Experiencing the loss of a loved one is an emotionally challenging life transition that deeply impacts a woman’s mental health. Grief and mourning require support and understanding during this difficult period.

9.1 Grief and Bereavement Process

Grief is a natural response to loss and can manifest as a range of emotions including sadness, anger, guilt, and even relief. The bereavement process is unique to each individual, and there is no set timeline for healing. It is important for women to give themselves space to grieve, seek support from loved ones, and engage in self-care activities that promote healing.

9.2 Managing Complicated Grief

Some individuals may experience complicated grief, which is characterized by intense and prolonged symptoms that interfere with daily functioning.

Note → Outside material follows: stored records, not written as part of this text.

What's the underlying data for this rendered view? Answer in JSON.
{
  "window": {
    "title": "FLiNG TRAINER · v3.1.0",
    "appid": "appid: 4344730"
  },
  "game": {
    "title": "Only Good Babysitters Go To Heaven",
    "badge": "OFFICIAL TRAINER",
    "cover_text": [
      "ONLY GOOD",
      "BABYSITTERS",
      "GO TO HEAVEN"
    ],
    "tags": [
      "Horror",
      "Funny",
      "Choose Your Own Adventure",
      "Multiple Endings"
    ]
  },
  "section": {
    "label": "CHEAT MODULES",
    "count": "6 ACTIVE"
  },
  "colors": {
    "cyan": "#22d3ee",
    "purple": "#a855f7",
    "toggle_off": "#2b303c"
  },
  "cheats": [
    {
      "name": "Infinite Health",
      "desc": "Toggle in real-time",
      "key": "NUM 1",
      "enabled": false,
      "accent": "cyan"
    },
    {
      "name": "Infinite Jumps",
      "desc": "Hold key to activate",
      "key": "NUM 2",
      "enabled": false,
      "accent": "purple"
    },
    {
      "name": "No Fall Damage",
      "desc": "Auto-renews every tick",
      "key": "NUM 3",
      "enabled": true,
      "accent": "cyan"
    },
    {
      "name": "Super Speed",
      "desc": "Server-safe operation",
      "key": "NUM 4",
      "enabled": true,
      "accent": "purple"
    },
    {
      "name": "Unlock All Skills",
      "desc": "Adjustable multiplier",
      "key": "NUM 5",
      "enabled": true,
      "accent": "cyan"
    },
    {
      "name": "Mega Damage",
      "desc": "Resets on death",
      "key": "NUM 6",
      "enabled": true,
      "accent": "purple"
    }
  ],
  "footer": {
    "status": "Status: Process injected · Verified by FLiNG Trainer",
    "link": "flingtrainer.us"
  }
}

Complicated grief may require professional intervention, such as therapy or counseling, to navigate the complex emotions and challenges associated with loss. Seeking support from grief support groups or organizations can also provide validation and understanding during this difficult time.

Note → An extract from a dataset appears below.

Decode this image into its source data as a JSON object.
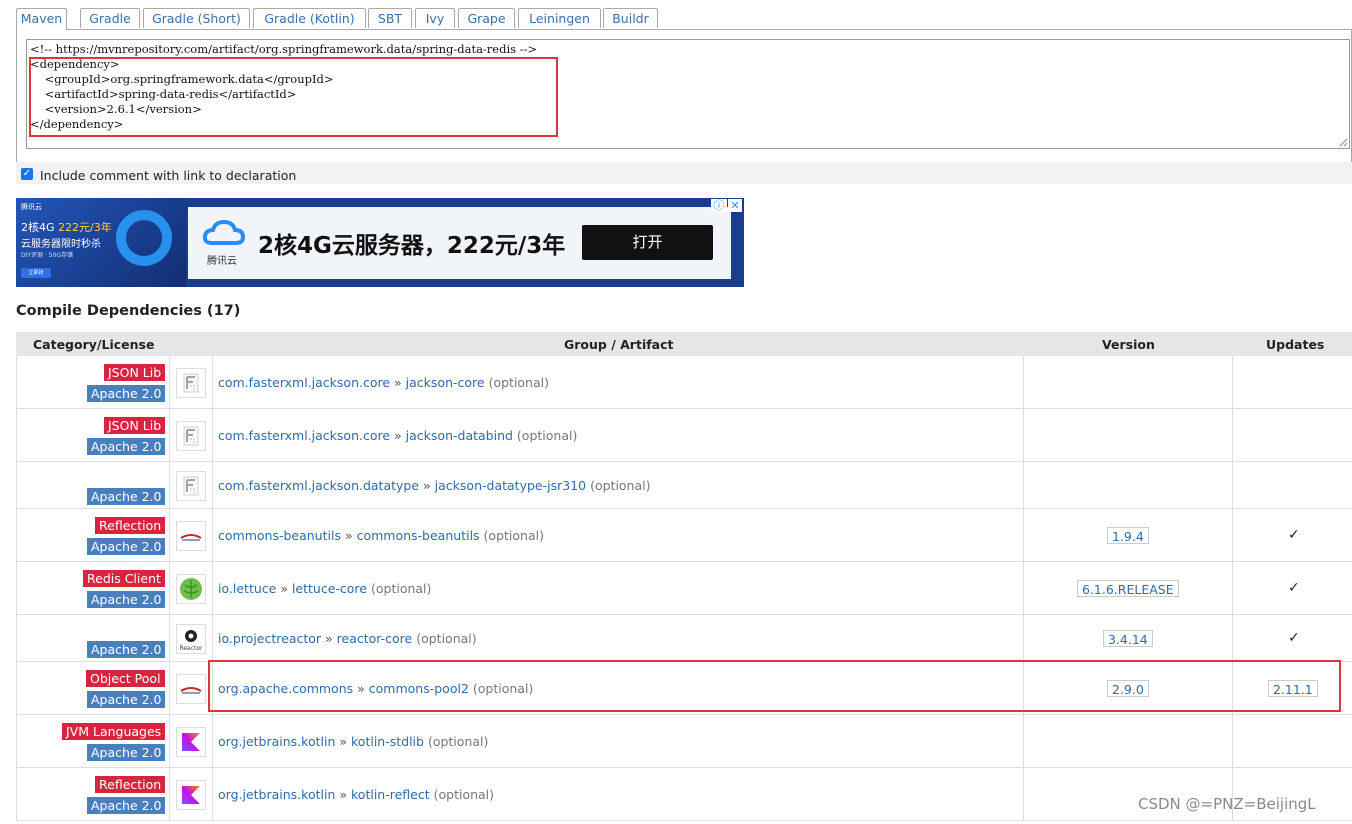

9.3 Seeking Counseling and Support Groups

Grief can be an isolating experience, and seeking professional help or joining support groups can be beneficial for coping with the loss of a loved one. Counseling and therapy provide a safe space to explore and process emotions, while support groups offer a sense of community and solidarity. It is important for women to reach out and utilize these resources to support their mental health during the grieving process.

10. Aging and Mental Health

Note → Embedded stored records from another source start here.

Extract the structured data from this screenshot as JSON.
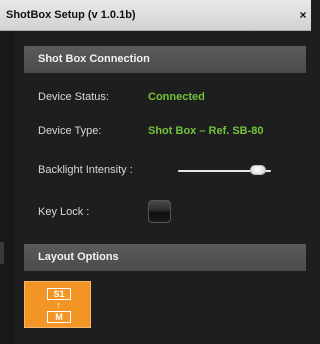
{
  "window": {
    "title": "ShotBox Setup (v 1.0.1b)",
    "close_glyph": "×"
  },
  "connection": {
    "header": "Shot Box Connection",
    "status_label": "Device Status:",
    "status_value": "Connected",
    "type_label": "Device Type:",
    "type_value": "Shot Box – Ref. SB-80",
    "backlight_label": "Backlight Intensity :",
    "backlight_level": 0.86,
    "keylock_label": "Key Lock :"
  },
  "layout": {
    "header": "Layout Options",
    "tile_top": "S1",
    "tile_arrow": "↑",
    "tile_bottom": "M"
  },
  "colors": {
    "accent": "#f29525",
    "status_green": "#73c23a",
    "header_bg": "#555555",
    "background": "#1f1f1f"
  }
}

As women age, they may face unique challenges and transitions that can impact their mental health and well-being. Proactive steps can be taken to promote positive aging and maintain mental well-being.

10.1 Cognitive Changes and Mental Health

As women age, cognitive changes can occur, including memory decline and changes in thinking patterns. These changes can be worrisome and contribute to anxiety or depression. Engaging in activities that stimulate the mind, such as puzzles and reading, can be beneficial for maintaining cognitive health. Additionally, seeking support from healthcare professionals and staying socially active can help mitigate concerns about cognitive changes.

10.2 Loneliness and Social Isolation

As social networks change with age, women may experience a sense of loneliness or isolation. The loss of friends or family members may contribute to these feelings. Maintaining social connections through activities like volunteering, joining community groups, or pursuing hobbies can combat loneliness. Utilizing technology and online platforms can also help women stay connected with loved ones.

10.3 Promoting Positive Aging and Mental Well-being

Promoting positive aging involves taking care of one’s physical, emotional, and mental well-being. Engaging in regular exercise, eating a balanced diet, and getting proper sleep are essential for overall health. Pursuing activities that bring joy and fulfillment, such as hobbies or creative outlets, can contribute to a positive mental state. Additionally, seeking support from healthcare professionals and participating in mental health programs can help women navigate the challenges and transitions that come with aging.

In conclusion, life transitions can have a significant impact on a woman’s mental health. Pregnancy, childbirth, menopause, adolescence, empty nest syndrome, divorce, career transitions, retirement, the loss of a loved one, and aging all bring unique challenges that can affect emotional well-being. By recognizing and addressing the mental health aspects of each transition, women can navigate these periods with strength, resilience, and support.

Exploring the Impact of Life Transitions on Womens Mental Health

Back To Top